_WHAT IS EXPECTED_.
All lines from the one with "Read all visible content and emit it as JSON." through the last line of the data below should be copied exactly; please add nothing.

_EXERCISE DATA_.
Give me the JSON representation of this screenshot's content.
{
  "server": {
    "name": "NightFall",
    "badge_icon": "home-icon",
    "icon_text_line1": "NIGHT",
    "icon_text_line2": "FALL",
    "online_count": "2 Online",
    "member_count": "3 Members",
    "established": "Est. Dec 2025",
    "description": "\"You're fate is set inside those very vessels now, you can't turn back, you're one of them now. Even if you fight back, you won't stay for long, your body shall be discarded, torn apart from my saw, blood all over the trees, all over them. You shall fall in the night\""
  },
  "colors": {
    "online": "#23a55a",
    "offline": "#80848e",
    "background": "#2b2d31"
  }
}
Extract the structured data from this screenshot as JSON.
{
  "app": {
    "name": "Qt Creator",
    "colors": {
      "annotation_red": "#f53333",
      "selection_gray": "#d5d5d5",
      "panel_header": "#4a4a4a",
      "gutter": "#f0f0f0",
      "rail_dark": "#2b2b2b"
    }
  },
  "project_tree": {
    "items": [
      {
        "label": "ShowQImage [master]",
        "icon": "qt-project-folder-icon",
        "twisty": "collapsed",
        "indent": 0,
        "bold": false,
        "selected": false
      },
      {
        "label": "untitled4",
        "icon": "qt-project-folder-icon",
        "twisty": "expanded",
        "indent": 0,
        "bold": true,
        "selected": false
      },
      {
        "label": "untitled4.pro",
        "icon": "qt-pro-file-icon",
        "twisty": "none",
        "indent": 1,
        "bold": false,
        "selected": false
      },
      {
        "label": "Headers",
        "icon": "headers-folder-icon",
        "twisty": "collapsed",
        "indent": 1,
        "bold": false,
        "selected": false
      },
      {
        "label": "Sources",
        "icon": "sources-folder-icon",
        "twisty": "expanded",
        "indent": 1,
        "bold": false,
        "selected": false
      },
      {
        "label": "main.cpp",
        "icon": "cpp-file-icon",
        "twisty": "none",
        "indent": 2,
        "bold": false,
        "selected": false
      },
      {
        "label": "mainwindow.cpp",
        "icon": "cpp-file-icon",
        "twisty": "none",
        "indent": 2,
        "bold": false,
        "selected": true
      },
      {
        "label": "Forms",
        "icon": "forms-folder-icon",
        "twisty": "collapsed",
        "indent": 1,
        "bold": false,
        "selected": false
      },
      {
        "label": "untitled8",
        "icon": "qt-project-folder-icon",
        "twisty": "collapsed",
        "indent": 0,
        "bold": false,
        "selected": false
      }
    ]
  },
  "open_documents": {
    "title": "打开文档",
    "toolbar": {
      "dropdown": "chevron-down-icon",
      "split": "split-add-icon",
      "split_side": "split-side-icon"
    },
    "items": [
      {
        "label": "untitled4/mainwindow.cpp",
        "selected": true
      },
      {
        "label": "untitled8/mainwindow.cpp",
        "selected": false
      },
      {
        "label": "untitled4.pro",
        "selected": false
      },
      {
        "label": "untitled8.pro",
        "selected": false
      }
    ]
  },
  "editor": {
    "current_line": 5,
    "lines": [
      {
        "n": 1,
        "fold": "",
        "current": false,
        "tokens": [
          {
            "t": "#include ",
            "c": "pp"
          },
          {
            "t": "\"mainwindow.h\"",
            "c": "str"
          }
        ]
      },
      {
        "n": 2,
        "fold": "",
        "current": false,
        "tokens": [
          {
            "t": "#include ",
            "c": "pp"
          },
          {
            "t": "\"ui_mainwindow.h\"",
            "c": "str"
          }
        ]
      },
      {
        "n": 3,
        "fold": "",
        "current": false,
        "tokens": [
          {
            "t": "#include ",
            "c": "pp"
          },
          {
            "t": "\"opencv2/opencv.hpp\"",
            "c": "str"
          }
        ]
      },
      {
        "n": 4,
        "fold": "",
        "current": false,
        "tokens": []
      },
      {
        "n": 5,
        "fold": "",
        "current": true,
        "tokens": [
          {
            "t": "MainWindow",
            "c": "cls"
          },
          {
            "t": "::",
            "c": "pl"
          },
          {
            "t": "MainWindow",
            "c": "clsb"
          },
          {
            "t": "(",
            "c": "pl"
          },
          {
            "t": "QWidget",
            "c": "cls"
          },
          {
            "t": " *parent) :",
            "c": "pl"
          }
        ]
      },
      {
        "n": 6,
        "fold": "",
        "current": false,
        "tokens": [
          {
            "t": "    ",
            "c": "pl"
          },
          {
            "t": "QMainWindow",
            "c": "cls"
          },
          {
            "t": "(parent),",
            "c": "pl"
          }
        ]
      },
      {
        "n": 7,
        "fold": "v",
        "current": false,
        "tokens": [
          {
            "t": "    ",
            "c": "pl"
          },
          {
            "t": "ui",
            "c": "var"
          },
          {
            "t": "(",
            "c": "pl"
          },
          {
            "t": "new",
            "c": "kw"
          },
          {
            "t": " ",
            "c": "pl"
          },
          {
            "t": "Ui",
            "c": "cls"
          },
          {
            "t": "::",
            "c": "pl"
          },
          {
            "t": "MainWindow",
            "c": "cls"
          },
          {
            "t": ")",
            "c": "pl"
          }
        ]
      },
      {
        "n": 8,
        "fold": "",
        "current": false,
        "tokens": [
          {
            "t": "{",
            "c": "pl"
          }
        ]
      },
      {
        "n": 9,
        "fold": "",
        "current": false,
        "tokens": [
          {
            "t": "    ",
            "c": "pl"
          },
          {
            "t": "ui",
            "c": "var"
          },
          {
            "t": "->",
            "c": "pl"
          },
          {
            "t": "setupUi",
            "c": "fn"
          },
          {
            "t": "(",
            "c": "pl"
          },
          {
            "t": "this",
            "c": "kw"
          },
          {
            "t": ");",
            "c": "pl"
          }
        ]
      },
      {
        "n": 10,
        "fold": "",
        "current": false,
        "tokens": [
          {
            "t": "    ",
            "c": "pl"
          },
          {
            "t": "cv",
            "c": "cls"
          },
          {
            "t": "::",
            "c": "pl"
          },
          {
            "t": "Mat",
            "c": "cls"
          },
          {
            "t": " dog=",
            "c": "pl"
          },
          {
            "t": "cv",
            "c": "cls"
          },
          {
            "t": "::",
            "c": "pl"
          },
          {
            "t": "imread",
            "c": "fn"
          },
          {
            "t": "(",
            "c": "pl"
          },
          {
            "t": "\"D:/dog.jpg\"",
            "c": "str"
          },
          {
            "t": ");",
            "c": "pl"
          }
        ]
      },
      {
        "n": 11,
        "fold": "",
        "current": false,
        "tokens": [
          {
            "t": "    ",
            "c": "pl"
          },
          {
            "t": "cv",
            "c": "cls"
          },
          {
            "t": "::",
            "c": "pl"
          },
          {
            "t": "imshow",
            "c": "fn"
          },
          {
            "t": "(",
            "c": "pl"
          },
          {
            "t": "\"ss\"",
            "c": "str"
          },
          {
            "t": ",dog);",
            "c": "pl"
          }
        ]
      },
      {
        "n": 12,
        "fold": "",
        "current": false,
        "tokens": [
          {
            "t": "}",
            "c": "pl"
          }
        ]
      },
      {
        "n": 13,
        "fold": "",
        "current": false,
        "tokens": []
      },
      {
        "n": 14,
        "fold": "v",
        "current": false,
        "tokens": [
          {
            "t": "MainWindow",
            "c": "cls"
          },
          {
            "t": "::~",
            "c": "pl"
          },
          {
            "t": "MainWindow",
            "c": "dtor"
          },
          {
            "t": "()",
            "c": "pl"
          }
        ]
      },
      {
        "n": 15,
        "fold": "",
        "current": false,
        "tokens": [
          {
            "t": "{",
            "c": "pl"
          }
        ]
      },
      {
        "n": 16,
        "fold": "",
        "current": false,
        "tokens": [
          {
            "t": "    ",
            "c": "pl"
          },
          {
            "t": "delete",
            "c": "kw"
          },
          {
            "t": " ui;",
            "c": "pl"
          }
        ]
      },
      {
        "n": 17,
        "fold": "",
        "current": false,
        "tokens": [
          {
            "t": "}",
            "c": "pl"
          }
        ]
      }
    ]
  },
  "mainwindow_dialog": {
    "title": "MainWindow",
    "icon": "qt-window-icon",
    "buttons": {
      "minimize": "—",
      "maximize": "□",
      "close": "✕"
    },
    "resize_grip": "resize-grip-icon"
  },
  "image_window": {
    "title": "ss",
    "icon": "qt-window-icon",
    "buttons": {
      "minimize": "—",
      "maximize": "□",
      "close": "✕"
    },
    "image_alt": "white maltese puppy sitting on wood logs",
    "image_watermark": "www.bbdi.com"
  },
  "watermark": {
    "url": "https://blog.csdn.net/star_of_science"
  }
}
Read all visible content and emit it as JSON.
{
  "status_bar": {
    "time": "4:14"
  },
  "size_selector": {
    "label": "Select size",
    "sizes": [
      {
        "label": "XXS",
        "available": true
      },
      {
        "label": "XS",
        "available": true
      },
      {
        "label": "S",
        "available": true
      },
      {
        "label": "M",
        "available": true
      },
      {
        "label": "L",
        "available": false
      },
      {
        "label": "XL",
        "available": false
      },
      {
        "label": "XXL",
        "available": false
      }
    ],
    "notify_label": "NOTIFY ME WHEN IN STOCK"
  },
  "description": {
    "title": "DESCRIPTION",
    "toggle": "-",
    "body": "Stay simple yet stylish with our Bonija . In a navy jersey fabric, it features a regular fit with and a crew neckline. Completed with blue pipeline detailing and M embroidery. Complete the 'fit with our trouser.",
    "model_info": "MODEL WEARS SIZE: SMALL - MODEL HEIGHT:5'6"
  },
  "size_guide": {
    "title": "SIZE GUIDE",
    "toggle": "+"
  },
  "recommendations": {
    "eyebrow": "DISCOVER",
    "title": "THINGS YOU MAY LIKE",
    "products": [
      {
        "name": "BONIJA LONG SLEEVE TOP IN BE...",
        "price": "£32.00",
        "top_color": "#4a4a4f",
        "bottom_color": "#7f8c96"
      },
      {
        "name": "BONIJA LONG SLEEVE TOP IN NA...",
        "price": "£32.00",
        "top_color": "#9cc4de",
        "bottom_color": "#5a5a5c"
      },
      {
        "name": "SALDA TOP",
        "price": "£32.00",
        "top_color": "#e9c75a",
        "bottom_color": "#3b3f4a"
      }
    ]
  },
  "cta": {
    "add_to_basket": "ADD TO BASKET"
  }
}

_RESPONSE AREA_.
Read all visible content and emit it as JSON.
{
  "status_bar": {
    "time": "4:14"
  },
  "size_selector": {
    "label": "Select size",
    "sizes": [
      {
        "label": "XXS",
        "available": true
      },
      {
        "label": "XS",
        "available": true
      },
      {
        "label": "S",
        "available": true
      },
      {
        "label": "M",
        "available": true
      },
      {
        "label": "L",
        "available": false
      },
      {
        "label": "XL",
        "available": false
      },
      {
        "label": "XXL",
        "available": false
      }
    ],
    "notify_label": "NOTIFY ME WHEN IN STOCK"
  },
  "description": {
    "title": "DESCRIPTION",
    "toggle": "-",
    "body": "Stay simple yet stylish with our Bonija . In a navy jersey fabric, it features a regular fit with and a crew neckline. Completed with blue pipeline detailing and M embroidery. Complete the 'fit with our trouser.",
    "model_info": "MODEL WEARS SIZE: SMALL - MODEL HEIGHT:5'6"
  },
  "size_guide": {
    "title": "SIZE GUIDE",
    "toggle": "+"
  },
  "recommendations": {
    "eyebrow": "DISCOVER",
    "title": "THINGS YOU MAY LIKE",
    "products": [
      {
        "name": "BONIJA LONG SLEEVE TOP IN BE...",
        "price": "£32.00",
        "top_color": "#4a4a4f",
        "bottom_color": "#7f8c96"
      },
      {
        "name": "BONIJA LONG SLEEVE TOP IN NA...",
        "price": "£32.00",
        "top_color": "#9cc4de",
        "bottom_color": "#5a5a5c"
      },
      {
        "name": "SALDA TOP",
        "price": "£32.00",
        "top_color": "#e9c75a",
        "bottom_color": "#3b3f4a"
      }
    ]
  },
  "cta": {
    "add_to_basket": "ADD TO BASKET"
  }
}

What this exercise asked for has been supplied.